The investigation comes as Red Deer County considers expanding mine operations that Jody Young suspects are the source of the lead she and her family may have been drinking for months.
“We have it in our blood,” said Young. “My son’s levels are actually higher than mine.”
Young, who lives just south of Red Deer near the banks of the Red Deer River, has lived within a few hundred metres of the county’s gravel mine for more than a decade.
She grew used to the slight murkiness of her once-clear well water as the mines near her central Alberta home stepped up production. Tests a few years ago showed the water was OK and she preferred the tap to a plastic bottle.
But the water kept getting worse.
“We’ve gone from just seeing it in a bathtub to being able to see it in a glass of water,” she said.
So last summer she asked Alberta Health Services to test her family’s well water. Within days, she got a call.
“They told us to immediately stop drinking our water,” she said. “We weren’t to cook with it. We were advised not even to brush our teeth with it.”
Lead — which can cause anemia, weakness, kidney and brain damage — was above levels fit for human consumption. So was aluminum.
Both metals were subsequently found in blood samples from her family.
“It was deeply concerning to learn of well water contamination in Red Deer County,” said Alberta Environment spokeswoman Carla Jones in an email. “The source of these metals is under investigation.”
On Feb. 7, Young plans to appear at a public hearing hosted by Red Deer County to oppose proposed changes to a county land-use bylaw. The changes would permit gravel mines on land virtually adjacent to her water well.
The proposed expansion site, privately owned, is also on land considered environmentally significant by provincial regulators.
“We are in full compliance with Alberta Environment on our pit,” said Dave Dittrick, Red Deer County’s assistant manager. Private operators would have to follow the same regulations, he said.
“Everything they do will have to be in compliance.”
Dittrick said although the county is co-operating with Alberta Environment, it hasn’t seen the data that prompted Alberta Health’s concern.
“We have not seen any information to substantiate these claims,” he said.
Gravel, or aggregate, mines are needed for everything from paving roads to building houses. Although they’re everywhere in Alberta, data on them is hard to find.
Mines larger than five hectares must be registered and come under provincial regulation. Mines that go below the water table or involve significant water use require a Water Act licence.
“Alberta has a robust regulatory approval process to manage environmental impacts of gravel pits,” said Alberta Environment spokesman Miguel Racin.
Smaller mines — the expansion near Young’s well would be about three hectares — are largely regulated by local land-use bylaws.
But observers say such mines are an increasing concern as Alberta continues to grow.

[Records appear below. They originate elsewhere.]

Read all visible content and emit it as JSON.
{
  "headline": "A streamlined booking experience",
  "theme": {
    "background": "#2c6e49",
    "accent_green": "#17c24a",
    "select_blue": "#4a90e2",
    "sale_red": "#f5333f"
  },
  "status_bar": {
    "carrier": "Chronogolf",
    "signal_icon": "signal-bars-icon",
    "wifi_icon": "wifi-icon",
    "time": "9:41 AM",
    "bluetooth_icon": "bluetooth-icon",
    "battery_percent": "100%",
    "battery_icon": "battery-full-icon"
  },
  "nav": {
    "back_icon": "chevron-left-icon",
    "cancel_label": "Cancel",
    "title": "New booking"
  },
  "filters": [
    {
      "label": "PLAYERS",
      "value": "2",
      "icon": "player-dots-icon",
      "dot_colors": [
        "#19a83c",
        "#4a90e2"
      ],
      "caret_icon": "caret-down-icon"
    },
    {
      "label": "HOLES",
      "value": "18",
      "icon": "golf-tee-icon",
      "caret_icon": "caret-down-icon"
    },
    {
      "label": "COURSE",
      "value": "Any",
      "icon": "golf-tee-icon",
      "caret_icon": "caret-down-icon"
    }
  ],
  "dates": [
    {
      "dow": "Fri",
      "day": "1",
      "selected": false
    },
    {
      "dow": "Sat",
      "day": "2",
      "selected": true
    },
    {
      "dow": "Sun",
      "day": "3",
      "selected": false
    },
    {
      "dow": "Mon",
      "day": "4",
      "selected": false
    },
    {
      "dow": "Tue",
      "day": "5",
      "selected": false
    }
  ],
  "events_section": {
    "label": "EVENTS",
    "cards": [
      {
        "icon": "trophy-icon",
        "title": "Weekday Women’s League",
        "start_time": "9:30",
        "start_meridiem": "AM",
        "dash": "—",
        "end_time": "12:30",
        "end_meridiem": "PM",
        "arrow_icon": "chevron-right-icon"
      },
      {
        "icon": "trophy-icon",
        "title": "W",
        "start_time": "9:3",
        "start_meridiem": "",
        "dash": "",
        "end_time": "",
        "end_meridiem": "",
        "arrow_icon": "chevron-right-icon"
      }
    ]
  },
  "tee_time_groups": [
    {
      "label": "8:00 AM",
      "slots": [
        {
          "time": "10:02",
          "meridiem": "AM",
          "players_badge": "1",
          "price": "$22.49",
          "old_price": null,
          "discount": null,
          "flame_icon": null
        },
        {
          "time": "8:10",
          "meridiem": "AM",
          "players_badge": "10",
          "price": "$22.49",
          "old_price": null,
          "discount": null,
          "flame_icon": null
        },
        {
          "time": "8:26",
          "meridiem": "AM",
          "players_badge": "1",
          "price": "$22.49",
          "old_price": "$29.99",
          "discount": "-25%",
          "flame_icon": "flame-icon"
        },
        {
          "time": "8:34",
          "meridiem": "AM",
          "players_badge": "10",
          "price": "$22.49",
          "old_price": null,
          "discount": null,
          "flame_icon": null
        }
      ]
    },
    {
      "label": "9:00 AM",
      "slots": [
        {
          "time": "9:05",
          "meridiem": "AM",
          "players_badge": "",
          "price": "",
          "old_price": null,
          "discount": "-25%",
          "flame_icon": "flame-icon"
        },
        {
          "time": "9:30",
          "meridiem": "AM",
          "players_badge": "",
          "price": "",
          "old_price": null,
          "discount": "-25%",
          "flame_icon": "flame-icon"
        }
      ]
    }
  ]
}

“It’s a problem in every county,” said Vivian Pharis, an environmentalist who has been involved in previous conflicts over such mines.
“We don’t have any good provincial regulations. The primary decision is made at the municipal level and, as soon as the zoning gets changed, then it seems Alberta Environment’s hands are tied.”
Hydrogeologist Jon Fennell, who has consulted on several mine projects, said gravel mines run the risk of exposing and releasing chemicals formerly held stable.
“If you’re opening (a mine) up and exposing things to oxygen, they can weather and oxidize and get mobilized,” he said. “Any time you disturb the earth, things change.”
While municipalities are in charge of much of the gravel mine permitting process, Fennell points out they are also heavy gravel users.
“They’re very pro-gravel in some parts of the province,” he said.
Red Deer County’s previous attempt to expand its aggregate operations near Young’s home was thrown outin 2022 by a Court of King’s Bench judge over an unfair process.
Enforcement is lax even for mines that do come under provincial rules, Fennell said. Operators may be required to monitor water levels, but not water quality.
“It’s not required,” he said. “If you don’t look, you don’t find.”
Gravel mines are necessary, said Dittrick.
“Aggregate is needed for development and development is ongoing,” he said.
Some sources may be more appropriate than others, said Fennell.
“We have to get (gravel) from somewhere. The question is, from where?”
Young wonders how long her family has been drinking lead-contaminated water. And she wonders why she has to wonder about that at all.
“I’ve had some real moments with this,” she said.
She recalls learning about some of her son’s computer searches.
“I found he was Googling about lead poisoning. He was researching potential impacts to himself.”